Stored records
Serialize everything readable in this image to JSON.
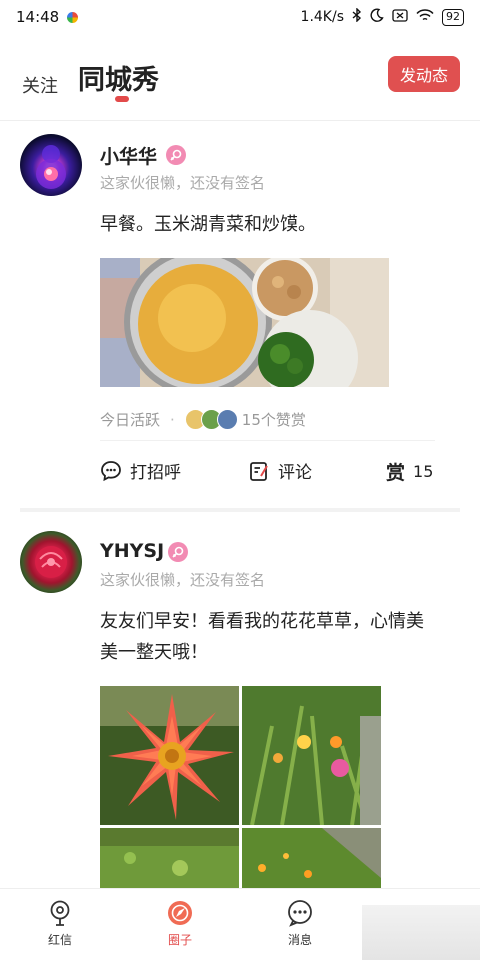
{
  "status_bar": {
    "time": "14:48",
    "network_speed": "1.4K/s",
    "battery": "92"
  },
  "header": {
    "tab_follow": "关注",
    "tab_city": "同城秀",
    "post_button": "发动态"
  },
  "posts": [
    {
      "user_name": "小华华",
      "signature": "这家伙很懒，还没有签名",
      "text": "早餐。玉米湖青菜和炒馍。",
      "activity": "今日活跃",
      "likes_text": "15个赞赏",
      "greet_label": "打招呼",
      "comment_label": "评论",
      "reward_label": "赏",
      "reward_count": "15"
    },
    {
      "user_name": "YHYSJ",
      "signature": "这家伙很懒，还没有签名",
      "text": "友友们早安！看看我的花花草草，心情美美一整天哦！"
    }
  ],
  "bottom_nav": [
    {
      "label": "红信",
      "icon": "location-pin-icon"
    },
    {
      "label": "圈子",
      "icon": "compass-icon"
    },
    {
      "label": "消息",
      "icon": "chat-bubble-icon"
    }
  ],
  "colors": {
    "accent": "#e24a4a",
    "female_badge": "#f28bb3",
    "muted_text": "#aaaaaa"
  }
}
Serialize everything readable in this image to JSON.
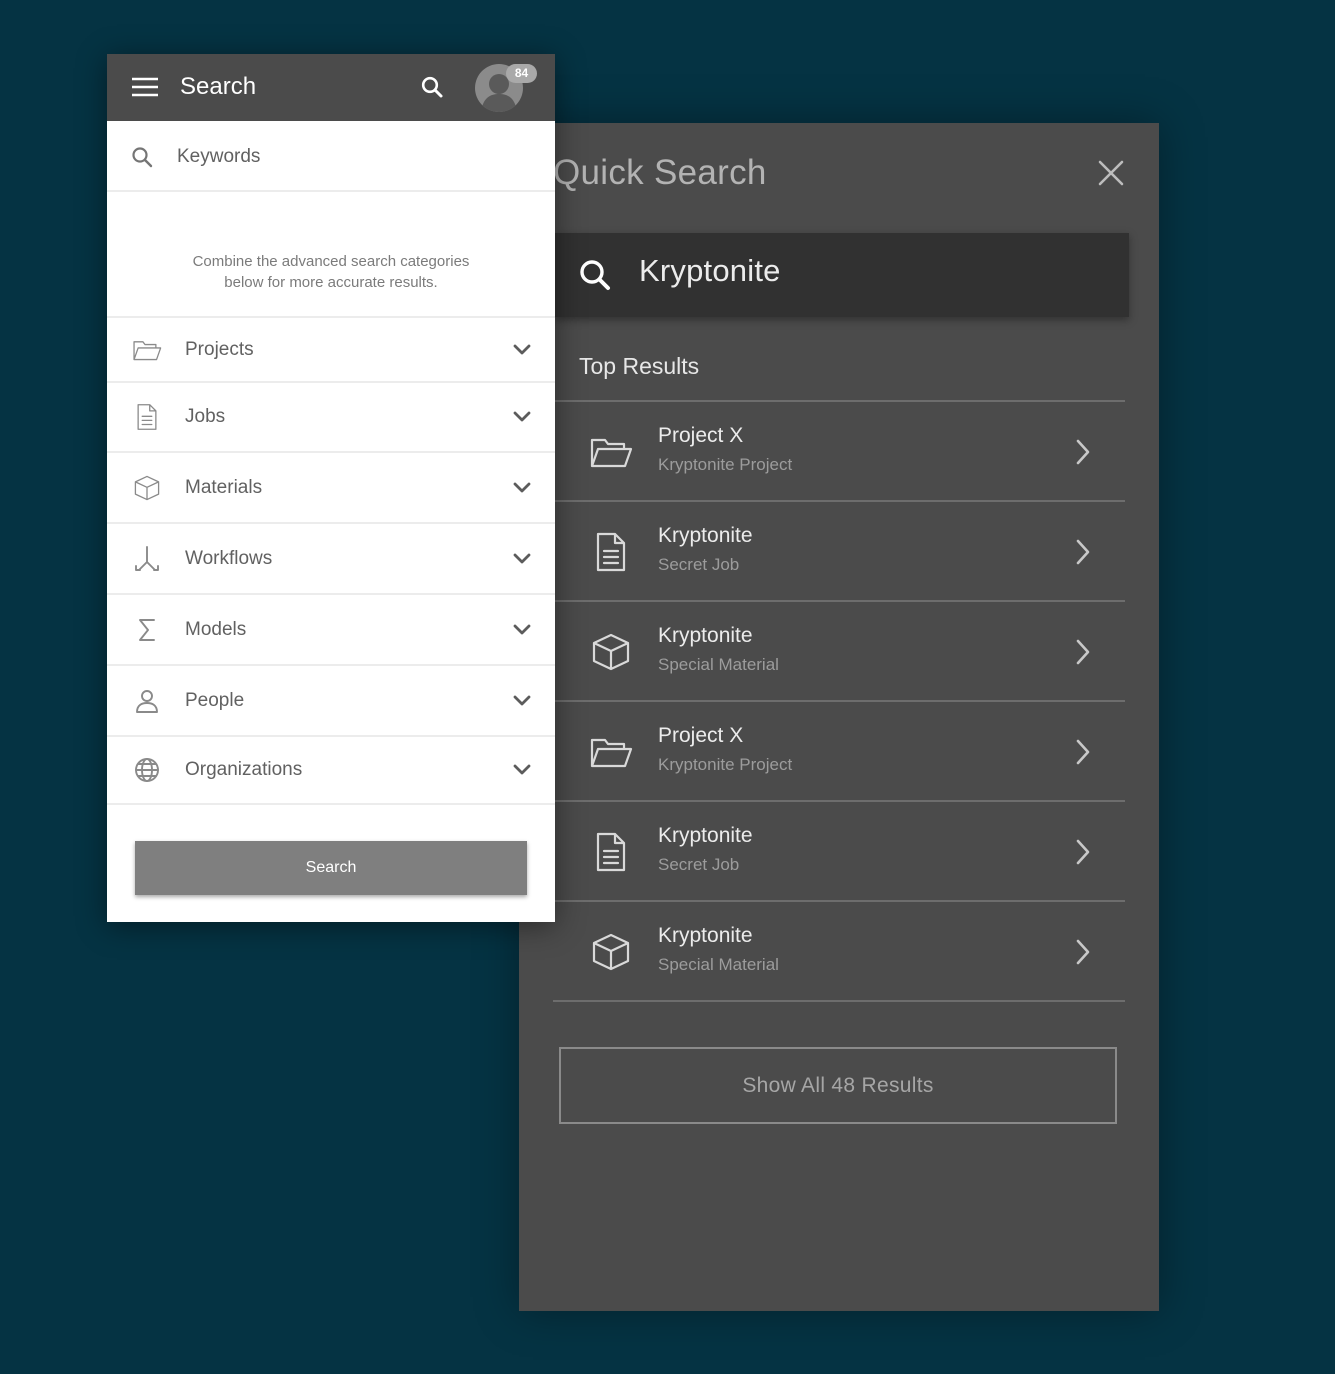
{
  "quick_search": {
    "title": "Quick Search",
    "query": "Kryptonite",
    "section_title": "Top Results",
    "results": [
      {
        "title": "Project X",
        "subtitle": "Kryptonite Project",
        "icon": "folder-icon"
      },
      {
        "title": "Kryptonite",
        "subtitle": "Secret Job",
        "icon": "document-icon"
      },
      {
        "title": "Kryptonite",
        "subtitle": "Special Material",
        "icon": "cube-icon"
      },
      {
        "title": "Project X",
        "subtitle": "Kryptonite Project",
        "icon": "folder-icon"
      },
      {
        "title": "Kryptonite",
        "subtitle": "Secret Job",
        "icon": "document-icon"
      },
      {
        "title": "Kryptonite",
        "subtitle": "Special Material",
        "icon": "cube-icon"
      }
    ],
    "show_all_label": "Show All 48 Results"
  },
  "advanced_search": {
    "header_title": "Search",
    "notification_count": "84",
    "keywords_placeholder": "Keywords",
    "hint_line1": "Combine the advanced search categories",
    "hint_line2": "below for more accurate results.",
    "categories": [
      {
        "label": "Projects",
        "icon": "folder-icon"
      },
      {
        "label": "Jobs",
        "icon": "document-icon"
      },
      {
        "label": "Materials",
        "icon": "cube-icon"
      },
      {
        "label": "Workflows",
        "icon": "workflow-icon"
      },
      {
        "label": "Models",
        "icon": "sigma-icon"
      },
      {
        "label": "People",
        "icon": "person-icon"
      },
      {
        "label": "Organizations",
        "icon": "globe-icon"
      }
    ],
    "search_button_label": "Search"
  },
  "colors": {
    "background": "#053343",
    "dark_panel": "#4b4b4b",
    "search_field": "#313131",
    "button_gray": "#7f7f7f"
  }
}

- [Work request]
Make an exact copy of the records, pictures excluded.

- [Solution]
Serialize everything readable in this image to JSON.
{
  "status_bar": {
    "time": "14:48",
    "network_speed": "1.4K/s",
    "battery": "92"
  },
  "header": {
    "tab_follow": "关注",
    "tab_city": "同城秀",
    "post_button": "发动态"
  },
  "posts": [
    {
      "user_name": "小华华",
      "signature": "这家伙很懒，还没有签名",
      "text": "早餐。玉米湖青菜和炒馍。",
      "activity": "今日活跃",
      "likes_text": "15个赞赏",
      "greet_label": "打招呼",
      "comment_label": "评论",
      "reward_label": "赏",
      "reward_count": "15"
    },
    {
      "user_name": "YHYSJ",
      "signature": "这家伙很懒，还没有签名",
      "text": "友友们早安！看看我的花花草草，心情美美一整天哦！"
    }
  ],
  "bottom_nav": [
    {
      "label": "红信",
      "icon": "location-pin-icon"
    },
    {
      "label": "圈子",
      "icon": "compass-icon"
    },
    {
      "label": "消息",
      "icon": "chat-bubble-icon"
    }
  ],
  "colors": {
    "accent": "#e24a4a",
    "female_badge": "#f28bb3",
    "muted_text": "#aaaaaa"
  }
}
Serialize everything readable in this image to JSON.
{
  "quick_search": {
    "title": "Quick Search",
    "query": "Kryptonite",
    "section_title": "Top Results",
    "results": [
      {
        "title": "Project X",
        "subtitle": "Kryptonite Project",
        "icon": "folder-icon"
      },
      {
        "title": "Kryptonite",
        "subtitle": "Secret Job",
        "icon": "document-icon"
      },
      {
        "title": "Kryptonite",
        "subtitle": "Special Material",
        "icon": "cube-icon"
      },
      {
        "title": "Project X",
        "subtitle": "Kryptonite Project",
        "icon": "folder-icon"
      },
      {
        "title": "Kryptonite",
        "subtitle": "Secret Job",
        "icon": "document-icon"
      },
      {
        "title": "Kryptonite",
        "subtitle": "Special Material",
        "icon": "cube-icon"
      }
    ],
    "show_all_label": "Show All 48 Results"
  },
  "advanced_search": {
    "header_title": "Search",
    "notification_count": "84",
    "keywords_placeholder": "Keywords",
    "hint_line1": "Combine the advanced search categories",
    "hint_line2": "below for more accurate results.",
    "categories": [
      {
        "label": "Projects",
        "icon": "folder-icon"
      },
      {
        "label": "Jobs",
        "icon": "document-icon"
      },
      {
        "label": "Materials",
        "icon": "cube-icon"
      },
      {
        "label": "Workflows",
        "icon": "workflow-icon"
      },
      {
        "label": "Models",
        "icon": "sigma-icon"
      },
      {
        "label": "People",
        "icon": "person-icon"
      },
      {
        "label": "Organizations",
        "icon": "globe-icon"
      }
    ],
    "search_button_label": "Search"
  },
  "colors": {
    "background": "#053343",
    "dark_panel": "#4b4b4b",
    "search_field": "#313131",
    "button_gray": "#7f7f7f"
  }
}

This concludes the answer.